Go through the records and show each line where the word "subtitle" occurs.

---------- Data for processing

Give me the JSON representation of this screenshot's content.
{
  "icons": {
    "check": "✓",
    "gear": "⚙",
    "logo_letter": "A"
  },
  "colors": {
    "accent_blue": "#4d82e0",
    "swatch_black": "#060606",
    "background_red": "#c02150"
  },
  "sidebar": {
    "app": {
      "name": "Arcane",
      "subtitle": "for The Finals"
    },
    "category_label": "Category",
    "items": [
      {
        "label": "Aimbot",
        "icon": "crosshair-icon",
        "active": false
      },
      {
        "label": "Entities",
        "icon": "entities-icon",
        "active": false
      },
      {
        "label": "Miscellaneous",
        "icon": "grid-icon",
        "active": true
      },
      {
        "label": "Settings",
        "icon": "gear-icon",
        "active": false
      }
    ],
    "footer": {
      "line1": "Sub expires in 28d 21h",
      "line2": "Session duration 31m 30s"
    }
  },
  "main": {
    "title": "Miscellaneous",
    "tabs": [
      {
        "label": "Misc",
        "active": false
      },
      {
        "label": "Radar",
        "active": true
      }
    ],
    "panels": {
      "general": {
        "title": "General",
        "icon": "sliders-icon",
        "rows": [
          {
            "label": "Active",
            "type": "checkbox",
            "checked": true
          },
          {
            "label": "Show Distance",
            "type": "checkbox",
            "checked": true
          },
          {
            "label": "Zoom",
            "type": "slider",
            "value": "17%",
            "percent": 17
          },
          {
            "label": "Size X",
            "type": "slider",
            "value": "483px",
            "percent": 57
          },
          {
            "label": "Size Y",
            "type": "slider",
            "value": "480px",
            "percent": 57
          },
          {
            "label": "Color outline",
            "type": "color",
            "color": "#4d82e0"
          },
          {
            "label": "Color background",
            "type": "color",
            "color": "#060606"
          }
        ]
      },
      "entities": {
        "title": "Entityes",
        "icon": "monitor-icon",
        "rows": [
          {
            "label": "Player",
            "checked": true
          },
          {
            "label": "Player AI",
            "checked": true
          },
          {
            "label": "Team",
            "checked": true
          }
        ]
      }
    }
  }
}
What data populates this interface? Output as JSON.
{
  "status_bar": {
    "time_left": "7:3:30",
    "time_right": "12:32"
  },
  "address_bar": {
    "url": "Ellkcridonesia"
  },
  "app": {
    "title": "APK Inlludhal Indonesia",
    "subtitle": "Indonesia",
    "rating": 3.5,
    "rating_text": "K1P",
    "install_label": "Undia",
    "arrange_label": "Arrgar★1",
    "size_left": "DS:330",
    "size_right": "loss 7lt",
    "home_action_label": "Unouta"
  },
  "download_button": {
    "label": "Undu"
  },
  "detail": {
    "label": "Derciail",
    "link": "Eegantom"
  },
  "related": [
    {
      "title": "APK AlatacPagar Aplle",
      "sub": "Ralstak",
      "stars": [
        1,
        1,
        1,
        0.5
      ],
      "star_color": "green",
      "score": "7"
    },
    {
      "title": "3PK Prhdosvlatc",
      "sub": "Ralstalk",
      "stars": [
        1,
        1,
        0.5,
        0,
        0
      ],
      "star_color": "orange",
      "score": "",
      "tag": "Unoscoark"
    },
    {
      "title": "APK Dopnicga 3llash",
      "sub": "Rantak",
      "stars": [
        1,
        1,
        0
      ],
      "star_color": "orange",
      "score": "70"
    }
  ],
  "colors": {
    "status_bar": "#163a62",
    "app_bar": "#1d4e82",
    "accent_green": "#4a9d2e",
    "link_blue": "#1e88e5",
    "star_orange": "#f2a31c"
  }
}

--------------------

> **Answer to this exercise**:
      "subtitle": "for The Finals"
    "subtitle": "Indonesia",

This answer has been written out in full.